Small furnace fire tests were conducted on CLT cladded with calcium silicate boards, gypsum boards, and combinations of the two. The difference in fire resistance when using different board types, combinations, and thicknesses was demonstrated. Some cross-sectional configurations had enough 2-hour fire resistance performance...

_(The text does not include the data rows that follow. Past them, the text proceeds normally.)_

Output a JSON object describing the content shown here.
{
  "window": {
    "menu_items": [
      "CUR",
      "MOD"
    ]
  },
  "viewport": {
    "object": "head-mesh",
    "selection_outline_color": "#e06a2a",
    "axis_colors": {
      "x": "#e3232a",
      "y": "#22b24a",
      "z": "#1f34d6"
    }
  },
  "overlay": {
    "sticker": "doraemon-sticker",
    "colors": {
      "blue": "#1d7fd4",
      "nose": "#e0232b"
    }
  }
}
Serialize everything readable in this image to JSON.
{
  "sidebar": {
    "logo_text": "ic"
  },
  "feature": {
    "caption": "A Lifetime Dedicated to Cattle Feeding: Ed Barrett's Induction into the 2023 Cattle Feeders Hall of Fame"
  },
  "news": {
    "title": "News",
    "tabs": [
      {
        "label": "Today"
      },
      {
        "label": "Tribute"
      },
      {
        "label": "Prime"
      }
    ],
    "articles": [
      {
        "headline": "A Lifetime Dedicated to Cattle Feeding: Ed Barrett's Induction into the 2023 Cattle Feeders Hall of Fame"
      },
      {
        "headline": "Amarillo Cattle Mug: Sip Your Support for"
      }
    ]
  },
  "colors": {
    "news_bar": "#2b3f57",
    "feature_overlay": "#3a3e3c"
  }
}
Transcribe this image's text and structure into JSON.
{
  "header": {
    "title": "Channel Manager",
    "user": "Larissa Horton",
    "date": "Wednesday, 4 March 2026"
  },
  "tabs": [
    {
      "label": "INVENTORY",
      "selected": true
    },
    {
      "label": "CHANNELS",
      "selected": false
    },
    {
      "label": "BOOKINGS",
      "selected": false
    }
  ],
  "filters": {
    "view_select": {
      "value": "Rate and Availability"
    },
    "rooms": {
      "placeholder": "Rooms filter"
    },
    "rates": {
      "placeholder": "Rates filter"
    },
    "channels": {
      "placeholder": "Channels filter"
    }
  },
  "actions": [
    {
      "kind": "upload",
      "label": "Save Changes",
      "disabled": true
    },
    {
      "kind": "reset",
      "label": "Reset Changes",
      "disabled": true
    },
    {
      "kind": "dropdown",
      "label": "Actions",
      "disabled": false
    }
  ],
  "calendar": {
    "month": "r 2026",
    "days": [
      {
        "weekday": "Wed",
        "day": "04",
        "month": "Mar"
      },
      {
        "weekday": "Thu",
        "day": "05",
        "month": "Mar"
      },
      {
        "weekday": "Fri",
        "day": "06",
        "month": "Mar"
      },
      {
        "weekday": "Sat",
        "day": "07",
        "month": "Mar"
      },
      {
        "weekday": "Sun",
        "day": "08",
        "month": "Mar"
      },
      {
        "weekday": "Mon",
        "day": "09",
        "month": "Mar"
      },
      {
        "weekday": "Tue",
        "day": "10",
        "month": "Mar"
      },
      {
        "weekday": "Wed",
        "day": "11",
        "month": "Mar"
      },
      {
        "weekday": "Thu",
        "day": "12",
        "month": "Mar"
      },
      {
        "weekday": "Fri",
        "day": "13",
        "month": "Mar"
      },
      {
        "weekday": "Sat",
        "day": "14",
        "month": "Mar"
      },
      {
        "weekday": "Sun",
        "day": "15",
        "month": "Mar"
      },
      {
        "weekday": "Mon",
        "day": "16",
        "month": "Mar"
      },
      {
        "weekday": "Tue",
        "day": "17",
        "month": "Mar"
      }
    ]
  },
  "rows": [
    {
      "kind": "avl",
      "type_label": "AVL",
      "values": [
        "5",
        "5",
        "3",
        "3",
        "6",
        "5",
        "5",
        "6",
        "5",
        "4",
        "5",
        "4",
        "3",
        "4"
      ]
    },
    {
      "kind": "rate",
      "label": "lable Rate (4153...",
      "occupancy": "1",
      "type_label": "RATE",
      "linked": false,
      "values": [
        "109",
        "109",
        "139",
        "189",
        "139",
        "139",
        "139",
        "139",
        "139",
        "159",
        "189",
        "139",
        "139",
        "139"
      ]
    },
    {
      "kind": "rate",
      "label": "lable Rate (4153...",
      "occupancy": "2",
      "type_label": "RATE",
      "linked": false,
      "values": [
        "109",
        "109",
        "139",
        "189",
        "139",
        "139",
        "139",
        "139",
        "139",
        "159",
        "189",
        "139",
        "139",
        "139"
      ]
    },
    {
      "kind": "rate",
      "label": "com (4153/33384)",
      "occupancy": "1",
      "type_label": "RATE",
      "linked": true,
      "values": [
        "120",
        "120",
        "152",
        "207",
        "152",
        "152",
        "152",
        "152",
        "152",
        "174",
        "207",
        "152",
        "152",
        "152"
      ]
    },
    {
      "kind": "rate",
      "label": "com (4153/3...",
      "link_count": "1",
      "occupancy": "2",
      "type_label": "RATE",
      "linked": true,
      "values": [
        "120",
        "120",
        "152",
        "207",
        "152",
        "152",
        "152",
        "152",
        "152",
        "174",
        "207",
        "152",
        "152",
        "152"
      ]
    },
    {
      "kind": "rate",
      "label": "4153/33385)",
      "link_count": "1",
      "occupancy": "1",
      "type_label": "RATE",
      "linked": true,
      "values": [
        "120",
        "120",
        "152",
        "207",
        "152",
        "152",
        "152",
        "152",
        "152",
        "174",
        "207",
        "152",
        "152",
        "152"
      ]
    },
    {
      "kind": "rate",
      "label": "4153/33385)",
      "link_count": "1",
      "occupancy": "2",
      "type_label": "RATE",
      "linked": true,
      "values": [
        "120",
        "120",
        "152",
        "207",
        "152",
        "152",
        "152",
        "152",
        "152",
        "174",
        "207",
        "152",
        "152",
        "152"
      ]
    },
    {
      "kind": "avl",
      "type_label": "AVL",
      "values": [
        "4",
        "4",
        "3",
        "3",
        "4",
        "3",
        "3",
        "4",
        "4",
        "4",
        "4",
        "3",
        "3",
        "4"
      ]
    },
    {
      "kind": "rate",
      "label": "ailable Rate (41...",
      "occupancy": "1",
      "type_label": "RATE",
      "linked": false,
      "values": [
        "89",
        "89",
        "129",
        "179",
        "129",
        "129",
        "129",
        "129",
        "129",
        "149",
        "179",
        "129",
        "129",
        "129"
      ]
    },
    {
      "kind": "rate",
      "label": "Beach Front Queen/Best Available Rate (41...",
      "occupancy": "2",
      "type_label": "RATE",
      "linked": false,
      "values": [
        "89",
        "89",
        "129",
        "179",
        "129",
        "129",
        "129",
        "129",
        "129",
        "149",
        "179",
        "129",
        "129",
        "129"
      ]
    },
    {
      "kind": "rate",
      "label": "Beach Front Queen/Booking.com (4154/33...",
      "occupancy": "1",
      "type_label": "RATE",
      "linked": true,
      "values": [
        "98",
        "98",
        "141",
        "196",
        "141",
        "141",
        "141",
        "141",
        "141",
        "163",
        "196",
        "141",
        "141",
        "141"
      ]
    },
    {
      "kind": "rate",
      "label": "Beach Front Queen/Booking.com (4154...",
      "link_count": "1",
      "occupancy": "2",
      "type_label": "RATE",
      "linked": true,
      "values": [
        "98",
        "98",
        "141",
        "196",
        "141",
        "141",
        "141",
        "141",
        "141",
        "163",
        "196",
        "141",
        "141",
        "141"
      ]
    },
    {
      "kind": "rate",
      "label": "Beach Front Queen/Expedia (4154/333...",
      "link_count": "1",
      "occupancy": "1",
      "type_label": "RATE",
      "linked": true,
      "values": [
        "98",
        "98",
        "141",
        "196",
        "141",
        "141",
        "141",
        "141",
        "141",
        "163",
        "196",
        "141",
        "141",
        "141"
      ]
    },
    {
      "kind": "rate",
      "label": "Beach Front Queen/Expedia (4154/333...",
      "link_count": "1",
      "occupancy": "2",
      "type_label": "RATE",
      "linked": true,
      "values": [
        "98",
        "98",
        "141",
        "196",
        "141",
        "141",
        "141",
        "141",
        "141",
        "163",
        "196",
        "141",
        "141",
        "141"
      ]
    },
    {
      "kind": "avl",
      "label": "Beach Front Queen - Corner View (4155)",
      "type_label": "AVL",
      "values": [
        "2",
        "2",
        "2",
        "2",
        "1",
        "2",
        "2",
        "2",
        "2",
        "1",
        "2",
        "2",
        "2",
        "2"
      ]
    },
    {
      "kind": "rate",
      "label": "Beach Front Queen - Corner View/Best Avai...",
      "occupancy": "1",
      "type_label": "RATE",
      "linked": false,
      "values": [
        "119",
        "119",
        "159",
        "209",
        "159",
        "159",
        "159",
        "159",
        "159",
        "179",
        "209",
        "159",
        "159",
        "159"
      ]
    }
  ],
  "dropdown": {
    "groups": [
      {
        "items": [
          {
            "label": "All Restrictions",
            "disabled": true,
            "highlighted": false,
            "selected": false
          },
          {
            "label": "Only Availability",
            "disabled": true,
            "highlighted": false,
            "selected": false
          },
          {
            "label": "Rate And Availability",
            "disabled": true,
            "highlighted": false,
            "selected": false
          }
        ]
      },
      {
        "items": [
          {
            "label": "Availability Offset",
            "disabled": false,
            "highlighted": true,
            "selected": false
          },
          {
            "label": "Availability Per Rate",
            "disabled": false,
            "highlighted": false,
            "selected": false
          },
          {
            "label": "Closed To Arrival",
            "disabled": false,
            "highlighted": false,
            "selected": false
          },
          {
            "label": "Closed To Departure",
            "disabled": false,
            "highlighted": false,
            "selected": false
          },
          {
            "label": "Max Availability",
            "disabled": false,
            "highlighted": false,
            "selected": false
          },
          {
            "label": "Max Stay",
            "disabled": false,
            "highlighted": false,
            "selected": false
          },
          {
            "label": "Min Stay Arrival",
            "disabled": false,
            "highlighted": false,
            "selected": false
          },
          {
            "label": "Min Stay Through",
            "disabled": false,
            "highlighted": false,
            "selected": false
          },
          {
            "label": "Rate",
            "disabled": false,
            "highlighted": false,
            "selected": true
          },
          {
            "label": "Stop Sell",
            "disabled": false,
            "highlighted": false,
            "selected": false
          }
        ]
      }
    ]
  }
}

A full-scale compartment fire test was performed to assess gypsum plasterboards and wood based panels as cladding materials for the fire protection of light and massive timber elements. The test compartment was constructed using both the Timber Frame and the Cross Laminated Timber techniques; a wood crib was used to achieve realistic fire conditions. Temperature measurements and optical inspection evidence suggested that gypsum plasterboards offered adequate fire protection since they did not fail and no charring was observed in the timber elements. A free standing wall inside the test compartment, protected by wood-based panels, partially collapsed. Measured values of characteristic failure times, such as time to failure of fire protection cladding and time to onset of charring, were compared to relevant Eurocode correlations, achieving good levels of agreement. The obtained set of measurements, describing the time evolution of a large variety of physical parameters, such as gas and wall layer temperatures, can be used for validation of relevant advanced fire simulation tools.